> [What you will do] Could you repeat all of the entries below word for word, apart from the pictures?

> [Records provided]
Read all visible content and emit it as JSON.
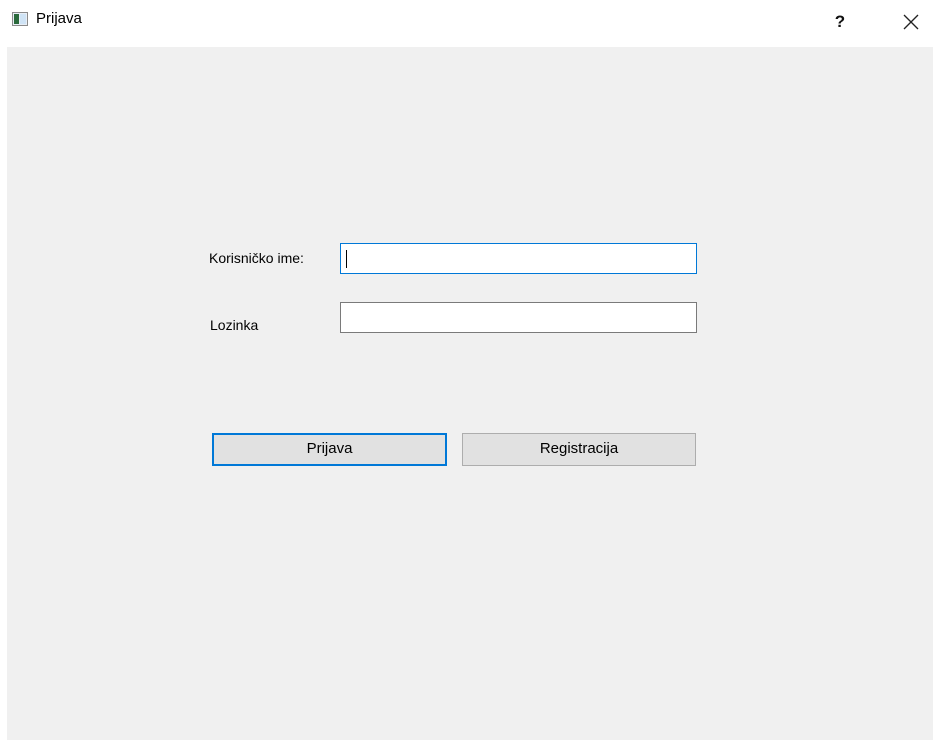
{
  "window": {
    "title": "Prijava",
    "help_glyph": "?",
    "icons": {
      "app": "window-app-icon",
      "close": "close-icon"
    }
  },
  "form": {
    "username_label": "Korisničko ime:",
    "username_value": "",
    "password_label": "Lozinka",
    "password_value": ""
  },
  "buttons": {
    "login_label": "Prijava",
    "register_label": "Registracija"
  },
  "colors": {
    "accent": "#0078d7",
    "client_background": "#f0f0f0",
    "button_face": "#e1e1e1"
  }
}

> [Reply]
Read all visible content and emit it as JSON.
{
  "window": {
    "title": "Prijava",
    "help_glyph": "?",
    "icons": {
      "app": "window-app-icon",
      "close": "close-icon"
    }
  },
  "form": {
    "username_label": "Korisničko ime:",
    "username_value": "",
    "password_label": "Lozinka",
    "password_value": ""
  },
  "buttons": {
    "login_label": "Prijava",
    "register_label": "Registracija"
  },
  "colors": {
    "accent": "#0078d7",
    "client_background": "#f0f0f0",
    "button_face": "#e1e1e1"
  }
}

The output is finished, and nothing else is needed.